Setting a proper data type is only one step to properly implementing user input. Let’s say we want user input but the value that is actually entered causes an error. What do we do?

total = float(input("How much did you pay? "))
units = int(input("How many did you purchase? "))

print("The unit price is", total/units)

Before dismissing the sequence in the screenshot, always remember how easy it is to make a typing mistake. We strive to code in a way that is error-proof.

Use try/except statements to solve for erroneous values.

try:
  total = float(input("How much did you pay? "))
  units = int(input("How many did you purchase? "))
  print("The unit price is", total/units)
except Exception as e:
  print("Error:", e)

A try/except statement will attempt to execute all commands in the try block. If an exception is encountered, then the except block will be executed. Aside from being able to report on the exception, the biggest advantage here is that your script will not stop executing from the error.

3. Continually Requesting User Input

We’ve learned how to convert our user input as well as account for erroneous values. But when we receive a bad input, most likely you’ll want to re-prompt the user.

The input() function does not have a built-in “retry” mechanism, so we will use a while loop to continually request user input until it is valid. There are many different ways to implement a while loop for continuous user input. We’ll use an infinite while loop with a break statement as a generic solution.

total = float(input("How much did you pay? "))
while True:
  try:
    units = int(input("How many did you purchase? "))
    if(units > 0):
      break
    else:
      print("Invalid input")
  except Exception as e:
    print("Error:",e)
print("The unit price is", total/units)

In the code example above, we‘ve put all our strategies together. We convert our input to an integer, which is wrapped by a try/except which is wrapped by an infinite while loop.


It is easy to start using the input() function, but there are many potential traps since user input is always uncertain.

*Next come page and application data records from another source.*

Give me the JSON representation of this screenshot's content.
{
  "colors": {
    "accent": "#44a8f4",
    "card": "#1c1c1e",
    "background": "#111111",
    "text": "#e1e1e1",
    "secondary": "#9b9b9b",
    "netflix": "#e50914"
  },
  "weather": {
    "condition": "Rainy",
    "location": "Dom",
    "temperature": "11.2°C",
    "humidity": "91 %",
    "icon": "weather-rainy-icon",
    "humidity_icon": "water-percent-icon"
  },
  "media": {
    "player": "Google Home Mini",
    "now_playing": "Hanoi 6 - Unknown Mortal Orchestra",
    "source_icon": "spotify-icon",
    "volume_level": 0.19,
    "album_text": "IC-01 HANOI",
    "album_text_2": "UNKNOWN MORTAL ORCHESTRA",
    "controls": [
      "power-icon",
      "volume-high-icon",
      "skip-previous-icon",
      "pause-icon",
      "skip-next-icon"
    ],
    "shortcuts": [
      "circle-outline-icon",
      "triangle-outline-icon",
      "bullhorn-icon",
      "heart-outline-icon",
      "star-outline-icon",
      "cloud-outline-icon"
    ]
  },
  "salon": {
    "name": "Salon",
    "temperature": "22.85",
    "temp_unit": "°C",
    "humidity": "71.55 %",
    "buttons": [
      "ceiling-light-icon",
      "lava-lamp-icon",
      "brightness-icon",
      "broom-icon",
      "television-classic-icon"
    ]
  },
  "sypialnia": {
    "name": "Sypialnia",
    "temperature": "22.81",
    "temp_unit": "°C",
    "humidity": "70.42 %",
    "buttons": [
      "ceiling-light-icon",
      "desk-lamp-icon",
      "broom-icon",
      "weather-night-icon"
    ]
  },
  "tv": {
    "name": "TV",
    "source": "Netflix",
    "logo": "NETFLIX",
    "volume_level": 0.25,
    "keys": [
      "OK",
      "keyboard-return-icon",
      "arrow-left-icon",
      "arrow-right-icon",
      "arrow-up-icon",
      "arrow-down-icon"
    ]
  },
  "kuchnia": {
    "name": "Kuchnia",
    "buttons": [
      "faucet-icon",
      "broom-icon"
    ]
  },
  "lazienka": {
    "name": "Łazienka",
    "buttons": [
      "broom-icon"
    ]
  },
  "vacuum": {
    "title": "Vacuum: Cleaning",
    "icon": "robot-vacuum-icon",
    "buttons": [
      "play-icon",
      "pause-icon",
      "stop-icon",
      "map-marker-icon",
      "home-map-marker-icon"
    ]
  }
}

However, with the three tips we shared, you’re prepared to venture out into the wild.